─── Provided information

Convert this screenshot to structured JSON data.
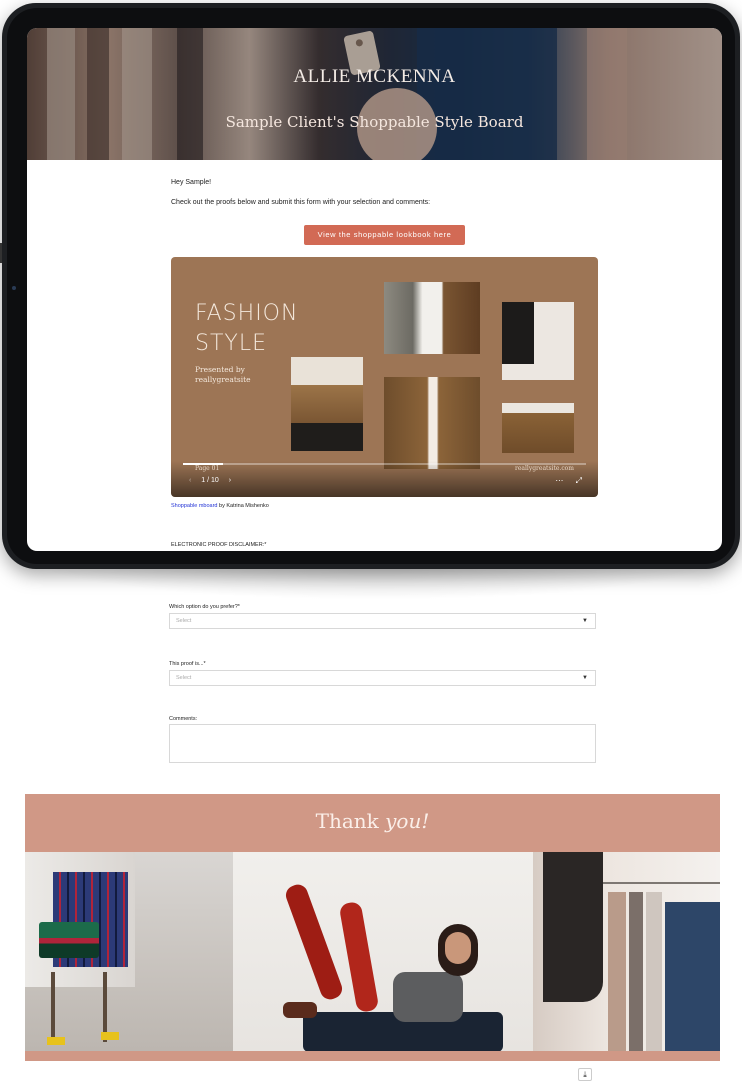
{
  "hero": {
    "brand": "ALLIE MCKENNA",
    "title": "Sample Client's Shoppable Style Board"
  },
  "intro": {
    "greeting": "Hey Sample!",
    "instructions": "Check out the proofs below and submit this form with your selection and comments:",
    "cta_label": "View the shoppable lookbook here"
  },
  "lookbook": {
    "title_line1": "FASHION",
    "title_line2": "STYLE",
    "presented_line1": "Presented by",
    "presented_line2": "reallygreatsite",
    "page_label": "Page 01",
    "site": "reallygreatsite.com",
    "page_counter": "1 / 10",
    "progress": 0.1
  },
  "credit": {
    "link_text": "Shoppable mboard",
    "suffix": " by Katrina Mishenko"
  },
  "disclaimer": "ELECTRONIC PROOF DISCLAIMER:*",
  "form": {
    "option_label": "Which option do you prefer?*",
    "option_placeholder": "Select",
    "proof_label": "This proof is...*",
    "proof_placeholder": "Select",
    "comments_label": "Comments:"
  },
  "thanks": {
    "word1": "Thank ",
    "word2": "you!"
  },
  "colors": {
    "cta": "#d26a55",
    "lookbook_bg": "#9d7555",
    "thanks_band": "#d09886",
    "link": "#2434d6"
  },
  "icons": {
    "select_caret": "caret-down-icon",
    "prev": "chevron-left-icon",
    "next": "chevron-right-icon",
    "more": "more-icon",
    "fullscreen": "fullscreen-icon",
    "download": "download-icon"
  }
}
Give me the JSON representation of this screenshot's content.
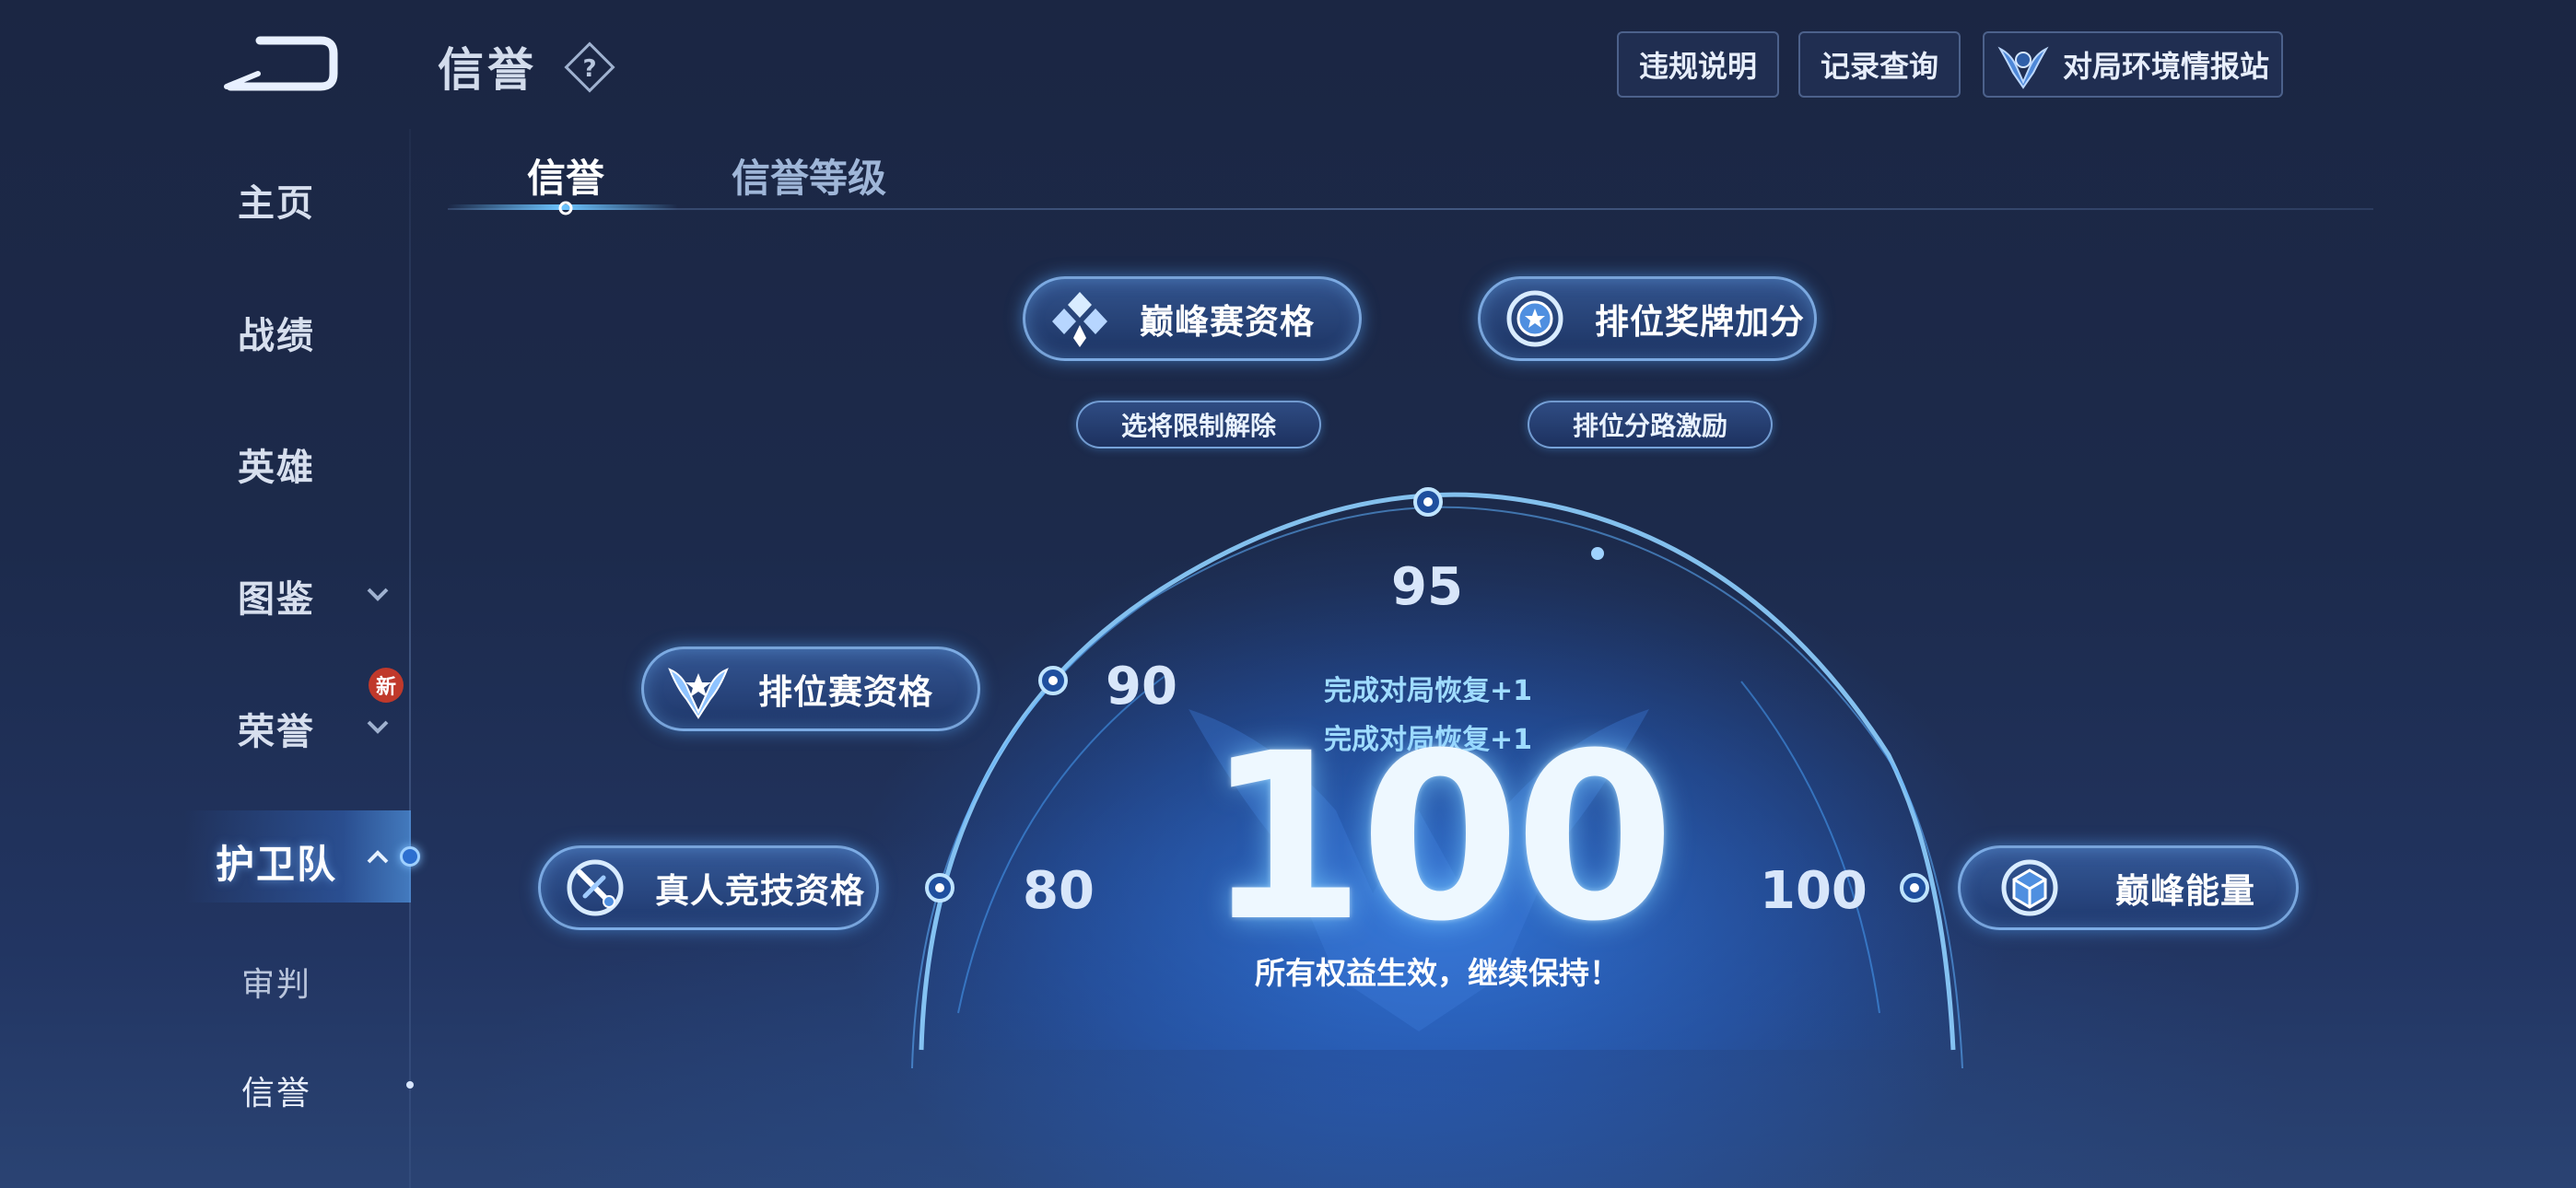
{
  "header": {
    "title": "信誉",
    "buttons": {
      "violation": "违规说明",
      "records": "记录查询",
      "environment": "对局环境情报站"
    }
  },
  "sidebar": {
    "items": [
      {
        "label": "主页"
      },
      {
        "label": "战绩"
      },
      {
        "label": "英雄"
      },
      {
        "label": "图鉴"
      },
      {
        "label": "荣誉"
      },
      {
        "label": "护卫队"
      },
      {
        "label": "审判"
      },
      {
        "label": "信誉"
      }
    ],
    "new_badge": "新"
  },
  "tabs": [
    {
      "label": "信誉",
      "active": true
    },
    {
      "label": "信誉等级",
      "active": false
    }
  ],
  "benefits": {
    "peak_qualification": "巅峰赛资格",
    "rank_medal_bonus": "排位奖牌加分",
    "pick_restriction_lift": "选将限制解除",
    "rank_lane_incentive": "排位分路激励",
    "ranked_qualification": "排位赛资格",
    "real_player_qualification": "真人竞技资格",
    "peak_energy": "巅峰能量"
  },
  "thresholds": {
    "t80": "80",
    "t90": "90",
    "t95": "95",
    "t100": "100"
  },
  "score": {
    "value": "100",
    "recover_line1": "完成对局恢复+1",
    "recover_line2": "完成对局恢复+1",
    "status": "所有权益生效，继续保持！"
  },
  "colors": {
    "accent": "#6cc4ff",
    "badge": "#c0392b",
    "background": "#1c2a4b"
  }
}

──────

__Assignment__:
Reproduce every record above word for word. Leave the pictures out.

__Task result__:
Convert this screenshot to structured JSON data.
{
  "hero": {
    "brand": "ALLIE MCKENNA",
    "title": "Sample Client's Shoppable Style Board"
  },
  "intro": {
    "greeting": "Hey Sample!",
    "instructions": "Check out the proofs below and submit this form with your selection and comments:",
    "cta_label": "View the shoppable lookbook here"
  },
  "lookbook": {
    "title_line1": "FASHION",
    "title_line2": "STYLE",
    "presented_line1": "Presented by",
    "presented_line2": "reallygreatsite",
    "page_label": "Page 01",
    "site": "reallygreatsite.com",
    "page_counter": "1 / 10",
    "progress": 0.1
  },
  "credit": {
    "link_text": "Shoppable mboard",
    "suffix": " by Katrina Mishenko"
  },
  "disclaimer": "ELECTRONIC PROOF DISCLAIMER:*",
  "form": {
    "option_label": "Which option do you prefer?*",
    "option_placeholder": "Select",
    "proof_label": "This proof is...*",
    "proof_placeholder": "Select",
    "comments_label": "Comments:"
  },
  "thanks": {
    "word1": "Thank ",
    "word2": "you!"
  },
  "colors": {
    "cta": "#d26a55",
    "lookbook_bg": "#9d7555",
    "thanks_band": "#d09886",
    "link": "#2434d6"
  },
  "icons": {
    "select_caret": "caret-down-icon",
    "prev": "chevron-left-icon",
    "next": "chevron-right-icon",
    "more": "more-icon",
    "fullscreen": "fullscreen-icon",
    "download": "download-icon"
  }
}
Give me the JSON representation of this screenshot's content.
{
  "header": {
    "title": "信誉",
    "buttons": {
      "violation": "违规说明",
      "records": "记录查询",
      "environment": "对局环境情报站"
    }
  },
  "sidebar": {
    "items": [
      {
        "label": "主页"
      },
      {
        "label": "战绩"
      },
      {
        "label": "英雄"
      },
      {
        "label": "图鉴"
      },
      {
        "label": "荣誉"
      },
      {
        "label": "护卫队"
      },
      {
        "label": "审判"
      },
      {
        "label": "信誉"
      }
    ],
    "new_badge": "新"
  },
  "tabs": [
    {
      "label": "信誉",
      "active": true
    },
    {
      "label": "信誉等级",
      "active": false
    }
  ],
  "benefits": {
    "peak_qualification": "巅峰赛资格",
    "rank_medal_bonus": "排位奖牌加分",
    "pick_restriction_lift": "选将限制解除",
    "rank_lane_incentive": "排位分路激励",
    "ranked_qualification": "排位赛资格",
    "real_player_qualification": "真人竞技资格",
    "peak_energy": "巅峰能量"
  },
  "thresholds": {
    "t80": "80",
    "t90": "90",
    "t95": "95",
    "t100": "100"
  },
  "score": {
    "value": "100",
    "recover_line1": "完成对局恢复+1",
    "recover_line2": "完成对局恢复+1",
    "status": "所有权益生效，继续保持！"
  },
  "colors": {
    "accent": "#6cc4ff",
    "badge": "#c0392b",
    "background": "#1c2a4b"
  }
}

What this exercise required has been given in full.